A few weeks ago I wrote a post inspired by an article published in 1918, in which the classicist Eugene S. McCartney described some of the votive objects and dedicatory activities that he had encountered at holy sites during the First World War. The sites he visited included the cathedral of St. Andre, Bordeaux (France) and the Church of Santa Maria del Carmine, Naples (Italy). At both he witnessed moving expressions of anxiety and thanksgiving associated with the Great War.
After reading this post Bruno de Martino went to visit the Church of Santa Maria del Carmine and has kindly shared a couple of the photographs that he took on his visit.

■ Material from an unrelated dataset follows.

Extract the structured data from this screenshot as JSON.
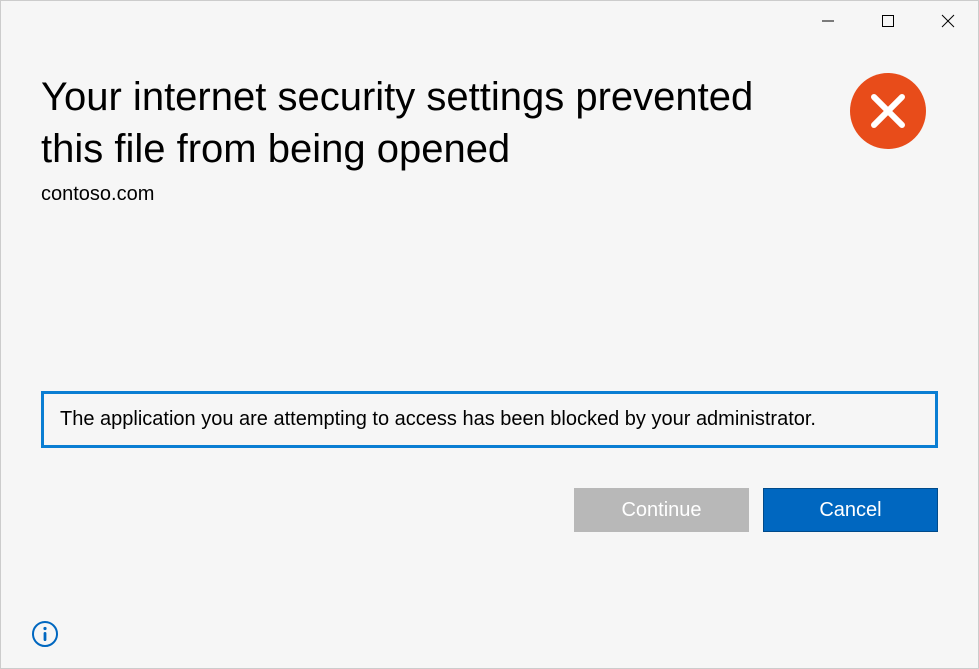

Despite the area being bombed heavily during the Second World War, causing damage to parts of the church building, it appears that many of the votive offerings associated with the earlier conflict have survived and remain on display today. Alongside the photographs of soldiers and other items you can see the ‘representations in silver of … fully equipped soldiers and sailors in miniature’ which McCartney reported seeing (1918, p. 442), and which echo the soldier figurines of a much earlier period in Italian history.

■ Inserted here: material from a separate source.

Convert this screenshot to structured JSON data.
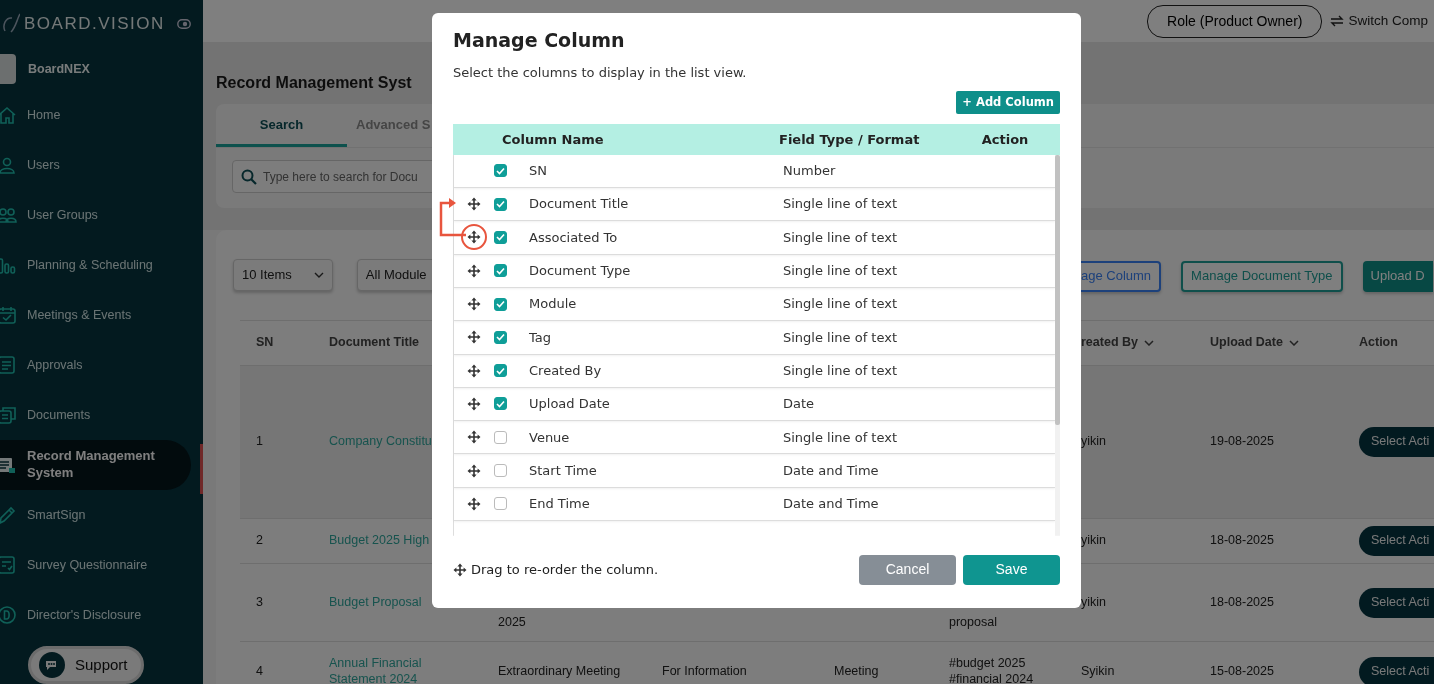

Thanks very much to Bruno for taking the time to visit the church and for sending on these fascinating photographs!